> [EXERCISE INSTRUCTIONS] Look through the listing below for the word "label" and copy every line where it occurs.

> [PROVIDED DATA]
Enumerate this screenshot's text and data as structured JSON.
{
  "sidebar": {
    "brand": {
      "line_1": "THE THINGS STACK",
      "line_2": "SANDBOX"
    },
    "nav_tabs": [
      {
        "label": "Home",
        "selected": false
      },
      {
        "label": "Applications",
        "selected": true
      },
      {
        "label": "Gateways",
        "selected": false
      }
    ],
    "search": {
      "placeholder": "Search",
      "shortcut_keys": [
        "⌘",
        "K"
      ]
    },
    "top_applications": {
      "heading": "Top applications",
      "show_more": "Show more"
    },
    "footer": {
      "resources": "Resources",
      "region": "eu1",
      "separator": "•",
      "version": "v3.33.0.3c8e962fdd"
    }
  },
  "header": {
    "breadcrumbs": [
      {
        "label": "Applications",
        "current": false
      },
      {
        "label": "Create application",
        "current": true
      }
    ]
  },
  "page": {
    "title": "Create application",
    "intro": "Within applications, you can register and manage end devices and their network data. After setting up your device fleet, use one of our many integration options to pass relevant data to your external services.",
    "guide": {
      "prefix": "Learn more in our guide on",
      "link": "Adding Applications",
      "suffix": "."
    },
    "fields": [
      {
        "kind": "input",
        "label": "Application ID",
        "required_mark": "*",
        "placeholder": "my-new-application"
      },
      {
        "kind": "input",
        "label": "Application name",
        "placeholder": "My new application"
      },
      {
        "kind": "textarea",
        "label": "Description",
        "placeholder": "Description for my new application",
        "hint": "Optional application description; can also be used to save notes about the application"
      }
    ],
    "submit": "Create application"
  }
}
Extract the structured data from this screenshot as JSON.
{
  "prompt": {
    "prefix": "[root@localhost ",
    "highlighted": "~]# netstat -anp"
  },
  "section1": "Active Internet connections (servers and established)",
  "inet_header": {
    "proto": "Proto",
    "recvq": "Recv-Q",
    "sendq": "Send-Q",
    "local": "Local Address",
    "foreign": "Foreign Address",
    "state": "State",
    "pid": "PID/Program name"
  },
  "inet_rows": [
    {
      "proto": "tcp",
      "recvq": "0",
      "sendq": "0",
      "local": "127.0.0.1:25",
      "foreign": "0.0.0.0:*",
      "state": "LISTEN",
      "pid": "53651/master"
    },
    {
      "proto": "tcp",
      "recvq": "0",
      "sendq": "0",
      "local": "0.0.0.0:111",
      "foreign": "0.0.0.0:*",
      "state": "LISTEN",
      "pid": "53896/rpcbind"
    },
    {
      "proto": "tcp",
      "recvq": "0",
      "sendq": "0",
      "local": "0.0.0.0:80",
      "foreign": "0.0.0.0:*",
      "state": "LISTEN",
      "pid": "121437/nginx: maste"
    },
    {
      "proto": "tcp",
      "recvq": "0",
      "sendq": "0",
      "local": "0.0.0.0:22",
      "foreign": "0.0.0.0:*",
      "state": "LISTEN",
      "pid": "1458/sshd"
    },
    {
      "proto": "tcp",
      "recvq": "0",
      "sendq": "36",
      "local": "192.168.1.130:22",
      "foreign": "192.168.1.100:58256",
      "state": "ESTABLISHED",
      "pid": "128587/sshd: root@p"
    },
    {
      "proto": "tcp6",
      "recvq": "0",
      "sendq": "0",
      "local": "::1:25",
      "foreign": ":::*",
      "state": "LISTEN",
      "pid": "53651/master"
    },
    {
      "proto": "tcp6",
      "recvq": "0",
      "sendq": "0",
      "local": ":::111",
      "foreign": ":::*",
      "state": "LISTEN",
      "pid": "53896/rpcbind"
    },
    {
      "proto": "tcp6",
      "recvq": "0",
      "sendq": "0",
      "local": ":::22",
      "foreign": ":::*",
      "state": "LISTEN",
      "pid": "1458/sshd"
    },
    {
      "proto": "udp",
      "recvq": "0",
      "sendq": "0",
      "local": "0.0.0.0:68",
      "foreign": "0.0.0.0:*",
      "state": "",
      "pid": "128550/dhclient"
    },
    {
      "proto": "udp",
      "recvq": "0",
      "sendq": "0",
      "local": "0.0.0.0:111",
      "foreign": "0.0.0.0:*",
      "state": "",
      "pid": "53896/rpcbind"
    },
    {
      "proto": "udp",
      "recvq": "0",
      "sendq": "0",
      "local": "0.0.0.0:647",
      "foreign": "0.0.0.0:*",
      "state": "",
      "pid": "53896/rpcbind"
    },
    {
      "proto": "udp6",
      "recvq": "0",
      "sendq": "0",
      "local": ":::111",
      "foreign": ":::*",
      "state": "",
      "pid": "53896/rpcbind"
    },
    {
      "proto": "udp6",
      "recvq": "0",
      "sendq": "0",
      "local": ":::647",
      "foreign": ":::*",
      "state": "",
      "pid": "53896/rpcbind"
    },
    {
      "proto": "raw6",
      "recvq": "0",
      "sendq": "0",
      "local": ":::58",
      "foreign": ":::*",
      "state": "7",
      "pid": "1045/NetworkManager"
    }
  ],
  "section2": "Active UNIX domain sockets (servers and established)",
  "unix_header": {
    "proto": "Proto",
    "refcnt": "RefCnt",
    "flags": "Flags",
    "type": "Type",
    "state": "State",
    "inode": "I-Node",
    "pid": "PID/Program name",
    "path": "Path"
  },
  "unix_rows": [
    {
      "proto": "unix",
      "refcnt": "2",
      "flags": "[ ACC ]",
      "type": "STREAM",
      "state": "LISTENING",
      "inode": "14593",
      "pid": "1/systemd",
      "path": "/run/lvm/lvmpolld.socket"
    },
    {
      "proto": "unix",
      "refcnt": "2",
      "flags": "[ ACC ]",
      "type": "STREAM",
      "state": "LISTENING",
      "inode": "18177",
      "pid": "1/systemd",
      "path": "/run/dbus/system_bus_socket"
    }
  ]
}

> [RESPONSE TO THE TASK]
        "label": "Home",
        "label": "Applications",
        "label": "Gateways",
        "label": "Applications",
        "label": "Create application",
        "label": "Application ID",
        "label": "Application name",
        "label": "Description",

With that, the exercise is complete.